(EXERCISE GOAL)
For the listing below, how many lines contain the word "Resident"? Answer with only that figure.

----------------------------------------

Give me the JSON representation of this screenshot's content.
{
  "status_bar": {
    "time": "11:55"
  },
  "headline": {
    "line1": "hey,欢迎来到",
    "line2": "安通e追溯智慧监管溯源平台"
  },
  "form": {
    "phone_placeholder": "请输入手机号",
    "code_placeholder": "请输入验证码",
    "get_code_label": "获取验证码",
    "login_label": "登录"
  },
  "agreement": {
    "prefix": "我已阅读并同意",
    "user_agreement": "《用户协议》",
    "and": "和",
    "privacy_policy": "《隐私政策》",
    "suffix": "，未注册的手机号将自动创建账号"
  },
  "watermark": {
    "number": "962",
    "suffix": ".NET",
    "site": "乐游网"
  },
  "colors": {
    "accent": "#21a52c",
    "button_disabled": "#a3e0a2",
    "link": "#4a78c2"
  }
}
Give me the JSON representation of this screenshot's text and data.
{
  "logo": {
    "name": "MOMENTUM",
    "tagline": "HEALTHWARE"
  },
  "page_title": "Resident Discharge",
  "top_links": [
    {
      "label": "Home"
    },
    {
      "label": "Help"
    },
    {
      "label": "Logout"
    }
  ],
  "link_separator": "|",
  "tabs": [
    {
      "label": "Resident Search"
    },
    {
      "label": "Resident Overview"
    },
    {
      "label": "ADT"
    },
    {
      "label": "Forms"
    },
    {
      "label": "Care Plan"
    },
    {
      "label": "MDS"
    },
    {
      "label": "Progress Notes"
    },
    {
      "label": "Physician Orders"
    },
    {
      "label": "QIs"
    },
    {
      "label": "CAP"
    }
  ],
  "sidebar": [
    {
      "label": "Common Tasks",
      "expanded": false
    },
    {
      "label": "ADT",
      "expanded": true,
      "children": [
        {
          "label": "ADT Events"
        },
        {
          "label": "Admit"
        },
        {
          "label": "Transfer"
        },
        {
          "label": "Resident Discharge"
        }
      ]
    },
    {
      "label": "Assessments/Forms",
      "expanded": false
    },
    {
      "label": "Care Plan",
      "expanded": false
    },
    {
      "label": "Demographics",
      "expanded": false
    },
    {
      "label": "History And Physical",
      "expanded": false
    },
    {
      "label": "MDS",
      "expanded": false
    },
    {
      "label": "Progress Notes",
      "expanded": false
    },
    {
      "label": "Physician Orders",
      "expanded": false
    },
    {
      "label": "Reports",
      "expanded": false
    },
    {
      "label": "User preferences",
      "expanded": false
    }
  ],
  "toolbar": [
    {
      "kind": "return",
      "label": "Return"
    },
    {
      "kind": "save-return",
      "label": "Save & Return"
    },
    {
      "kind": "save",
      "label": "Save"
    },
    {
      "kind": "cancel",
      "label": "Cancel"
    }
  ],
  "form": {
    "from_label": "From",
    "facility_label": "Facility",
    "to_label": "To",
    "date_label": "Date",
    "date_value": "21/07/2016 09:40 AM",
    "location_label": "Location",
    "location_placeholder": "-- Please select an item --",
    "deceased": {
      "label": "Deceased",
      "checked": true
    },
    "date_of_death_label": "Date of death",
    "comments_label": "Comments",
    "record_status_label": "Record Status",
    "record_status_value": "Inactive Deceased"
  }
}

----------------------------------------

(ANSWER FOR THIS EXERCISE)
4